All of the data, word for word and free of pictures, is the expected result.
_ _ _ _ _ _ _
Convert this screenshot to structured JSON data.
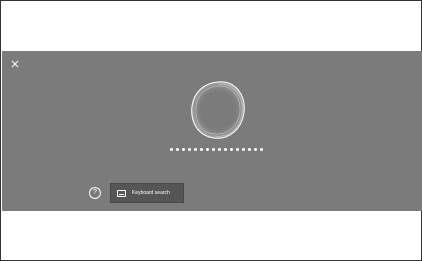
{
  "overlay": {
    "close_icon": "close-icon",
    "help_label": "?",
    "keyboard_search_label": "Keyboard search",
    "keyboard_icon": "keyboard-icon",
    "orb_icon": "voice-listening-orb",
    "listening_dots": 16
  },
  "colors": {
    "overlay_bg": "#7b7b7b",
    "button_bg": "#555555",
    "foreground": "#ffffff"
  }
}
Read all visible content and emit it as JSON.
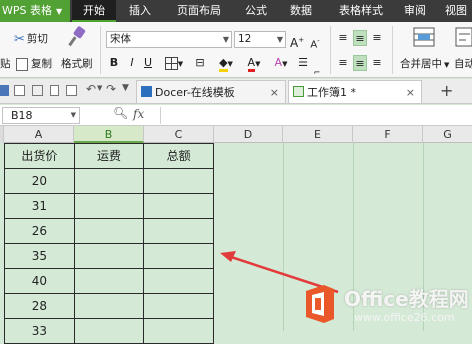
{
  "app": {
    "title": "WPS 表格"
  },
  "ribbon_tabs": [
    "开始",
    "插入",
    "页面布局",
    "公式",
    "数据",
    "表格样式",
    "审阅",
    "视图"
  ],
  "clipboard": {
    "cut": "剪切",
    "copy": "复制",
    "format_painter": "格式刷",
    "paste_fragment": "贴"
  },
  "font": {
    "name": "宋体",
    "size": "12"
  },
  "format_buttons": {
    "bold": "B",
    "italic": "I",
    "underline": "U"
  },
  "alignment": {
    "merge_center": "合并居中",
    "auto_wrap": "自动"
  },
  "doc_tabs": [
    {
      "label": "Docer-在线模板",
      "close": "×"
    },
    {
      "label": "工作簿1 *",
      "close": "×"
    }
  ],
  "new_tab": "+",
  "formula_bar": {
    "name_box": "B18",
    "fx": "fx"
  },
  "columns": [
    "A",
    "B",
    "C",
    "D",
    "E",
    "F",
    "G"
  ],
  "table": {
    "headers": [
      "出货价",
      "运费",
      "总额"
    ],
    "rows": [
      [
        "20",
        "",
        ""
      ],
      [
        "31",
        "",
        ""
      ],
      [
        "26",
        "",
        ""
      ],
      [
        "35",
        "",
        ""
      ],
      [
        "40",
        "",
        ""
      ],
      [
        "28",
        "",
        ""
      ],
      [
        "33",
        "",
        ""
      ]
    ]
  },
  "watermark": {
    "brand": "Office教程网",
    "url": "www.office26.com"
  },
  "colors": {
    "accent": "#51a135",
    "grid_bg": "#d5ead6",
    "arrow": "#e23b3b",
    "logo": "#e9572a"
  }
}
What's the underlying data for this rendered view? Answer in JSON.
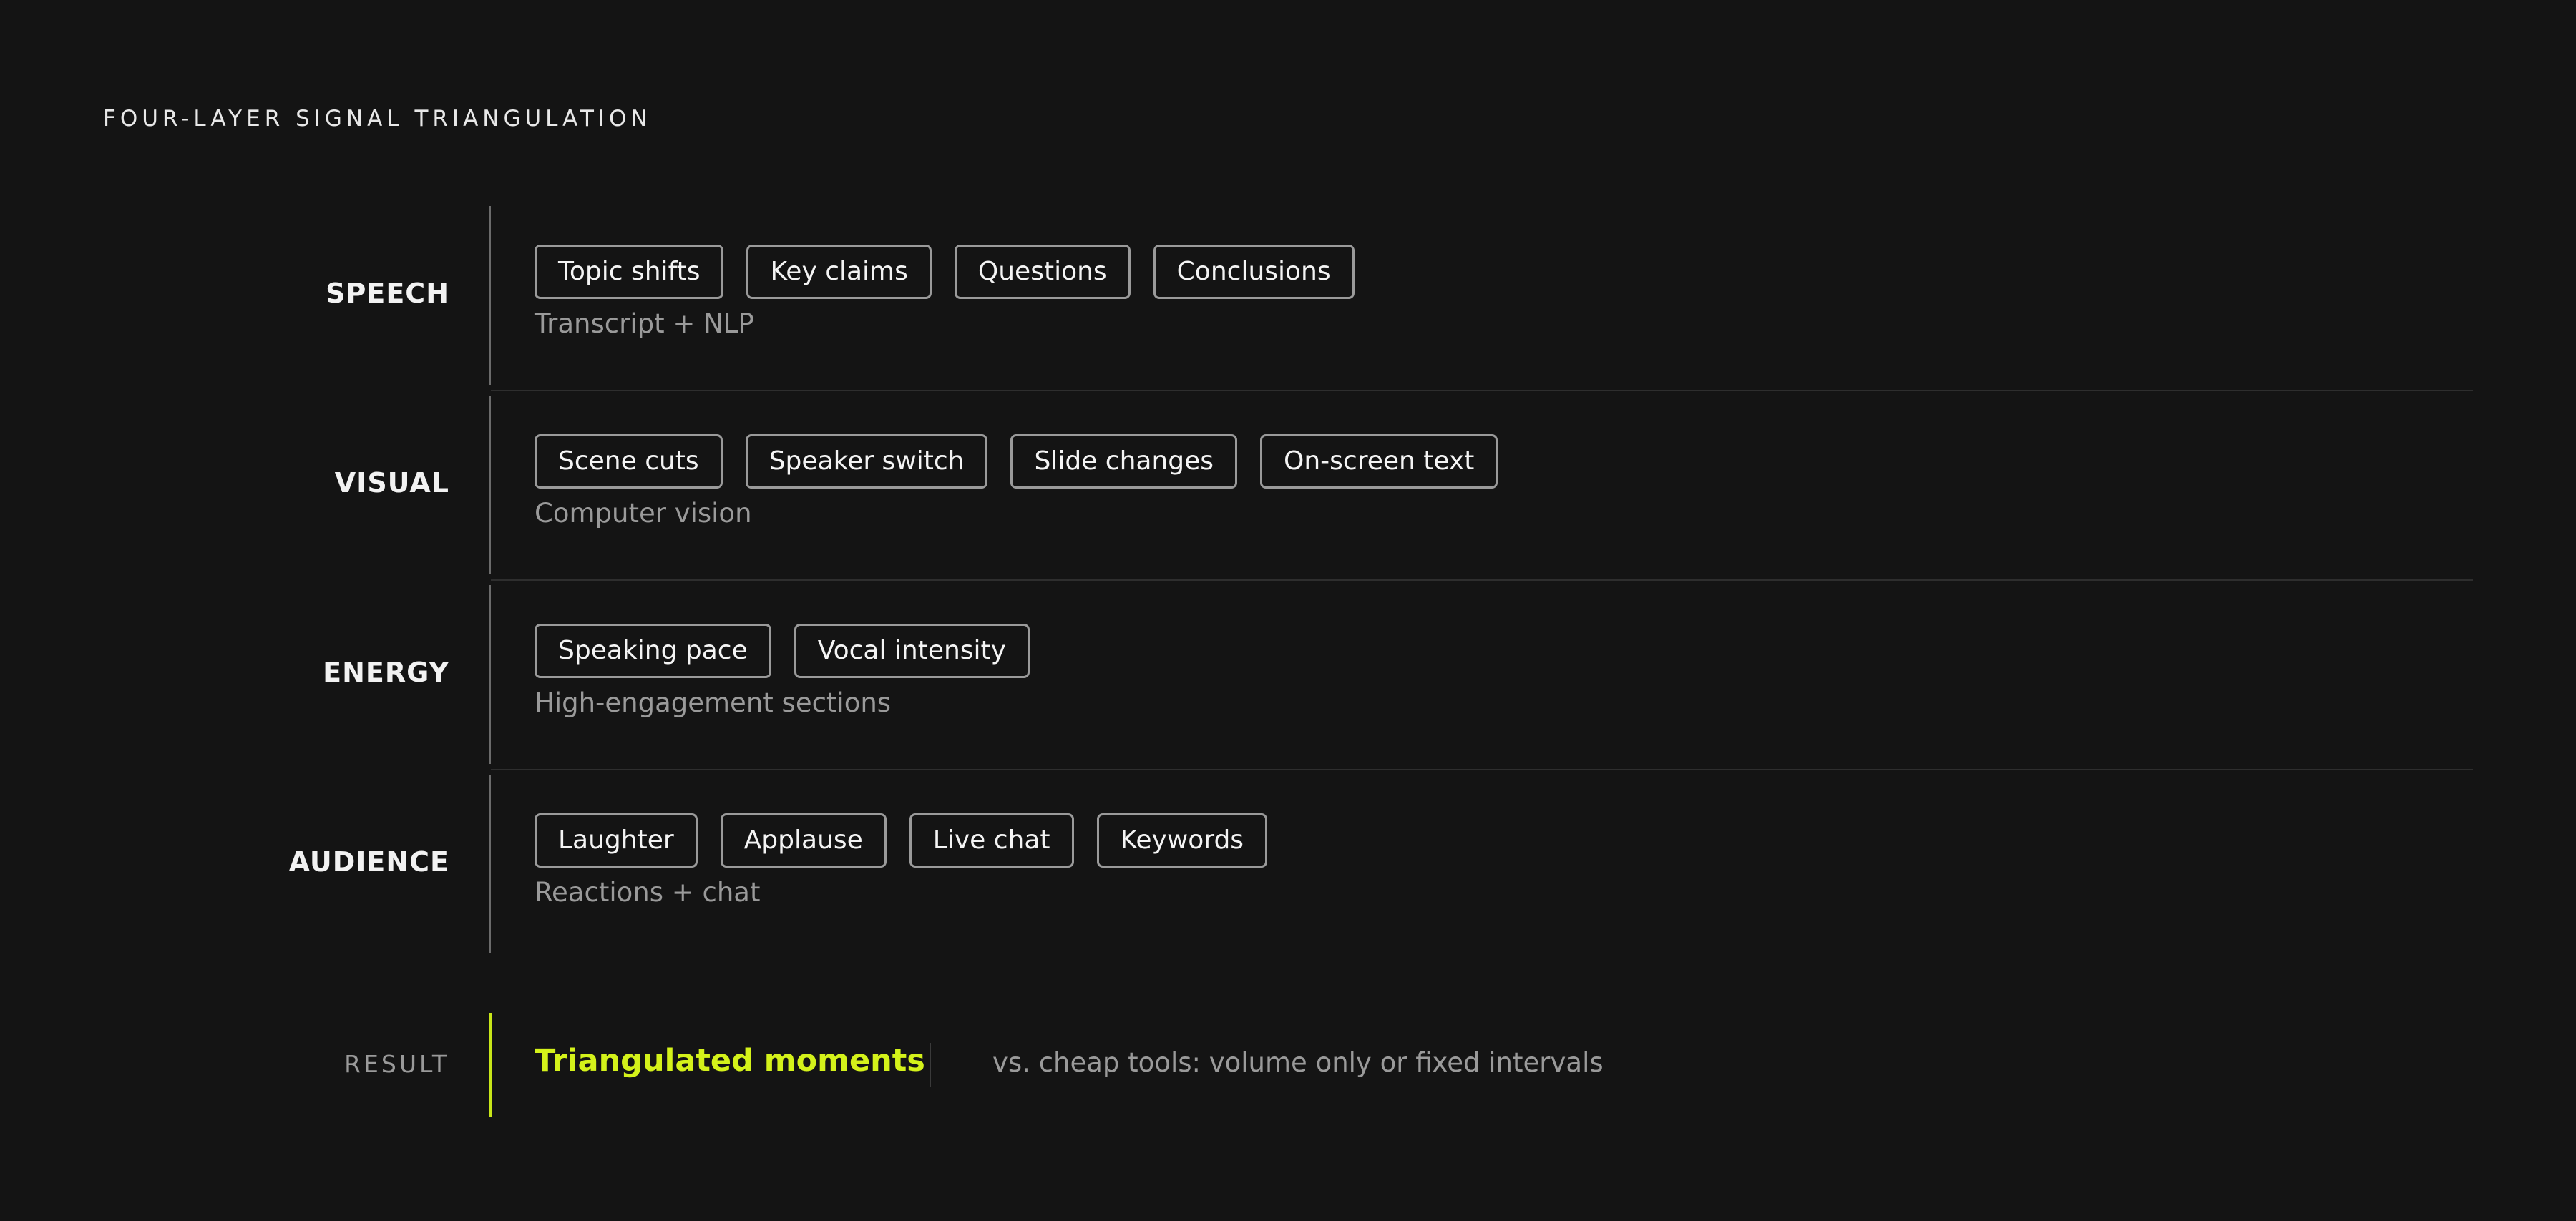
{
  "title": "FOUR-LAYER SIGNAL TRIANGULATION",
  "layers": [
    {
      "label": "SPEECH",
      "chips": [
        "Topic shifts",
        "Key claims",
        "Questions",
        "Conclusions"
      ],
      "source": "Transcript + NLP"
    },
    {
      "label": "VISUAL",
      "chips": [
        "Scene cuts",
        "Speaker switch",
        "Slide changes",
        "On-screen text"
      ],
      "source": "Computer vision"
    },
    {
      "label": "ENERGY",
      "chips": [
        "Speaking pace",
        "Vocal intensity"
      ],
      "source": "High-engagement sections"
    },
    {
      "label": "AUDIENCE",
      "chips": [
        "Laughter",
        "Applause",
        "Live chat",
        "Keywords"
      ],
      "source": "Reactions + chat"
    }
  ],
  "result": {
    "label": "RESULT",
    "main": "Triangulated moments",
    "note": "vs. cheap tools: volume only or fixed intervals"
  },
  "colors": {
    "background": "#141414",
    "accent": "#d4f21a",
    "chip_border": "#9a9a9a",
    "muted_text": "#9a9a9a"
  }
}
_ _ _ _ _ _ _
[ANSWER SECTION]
Convert this screenshot to structured JSON data.
{
  "overlay": {
    "close_icon": "close-icon",
    "help_label": "?",
    "keyboard_search_label": "Keyboard search",
    "keyboard_icon": "keyboard-icon",
    "orb_icon": "voice-listening-orb",
    "listening_dots": 16
  },
  "colors": {
    "overlay_bg": "#7b7b7b",
    "button_bg": "#555555",
    "foreground": "#ffffff"
  }
}
Read all visible content and emit it as JSON.
{
  "app": {
    "title": "WPS 表格"
  },
  "ribbon_tabs": [
    "开始",
    "插入",
    "页面布局",
    "公式",
    "数据",
    "表格样式",
    "审阅",
    "视图"
  ],
  "clipboard": {
    "cut": "剪切",
    "copy": "复制",
    "format_painter": "格式刷",
    "paste_fragment": "贴"
  },
  "font": {
    "name": "宋体",
    "size": "12"
  },
  "format_buttons": {
    "bold": "B",
    "italic": "I",
    "underline": "U"
  },
  "alignment": {
    "merge_center": "合并居中",
    "auto_wrap": "自动"
  },
  "doc_tabs": [
    {
      "label": "Docer-在线模板",
      "close": "×"
    },
    {
      "label": "工作簿1 *",
      "close": "×"
    }
  ],
  "new_tab": "+",
  "formula_bar": {
    "name_box": "B18",
    "fx": "fx"
  },
  "columns": [
    "A",
    "B",
    "C",
    "D",
    "E",
    "F",
    "G"
  ],
  "table": {
    "headers": [
      "出货价",
      "运费",
      "总额"
    ],
    "rows": [
      [
        "20",
        "",
        ""
      ],
      [
        "31",
        "",
        ""
      ],
      [
        "26",
        "",
        ""
      ],
      [
        "35",
        "",
        ""
      ],
      [
        "40",
        "",
        ""
      ],
      [
        "28",
        "",
        ""
      ],
      [
        "33",
        "",
        ""
      ]
    ]
  },
  "watermark": {
    "brand": "Office教程网",
    "url": "www.office26.com"
  },
  "colors": {
    "accent": "#51a135",
    "grid_bg": "#d5ead6",
    "arrow": "#e23b3b",
    "logo": "#e9572a"
  }
}
What's the underlying data for this rendered view? Answer in JSON.
{
  "title": "FOUR-LAYER SIGNAL TRIANGULATION",
  "layers": [
    {
      "label": "SPEECH",
      "chips": [
        "Topic shifts",
        "Key claims",
        "Questions",
        "Conclusions"
      ],
      "source": "Transcript + NLP"
    },
    {
      "label": "VISUAL",
      "chips": [
        "Scene cuts",
        "Speaker switch",
        "Slide changes",
        "On-screen text"
      ],
      "source": "Computer vision"
    },
    {
      "label": "ENERGY",
      "chips": [
        "Speaking pace",
        "Vocal intensity"
      ],
      "source": "High-engagement sections"
    },
    {
      "label": "AUDIENCE",
      "chips": [
        "Laughter",
        "Applause",
        "Live chat",
        "Keywords"
      ],
      "source": "Reactions + chat"
    }
  ],
  "result": {
    "label": "RESULT",
    "main": "Triangulated moments",
    "note": "vs. cheap tools: volume only or fixed intervals"
  },
  "colors": {
    "background": "#141414",
    "accent": "#d4f21a",
    "chip_border": "#9a9a9a",
    "muted_text": "#9a9a9a"
  }
}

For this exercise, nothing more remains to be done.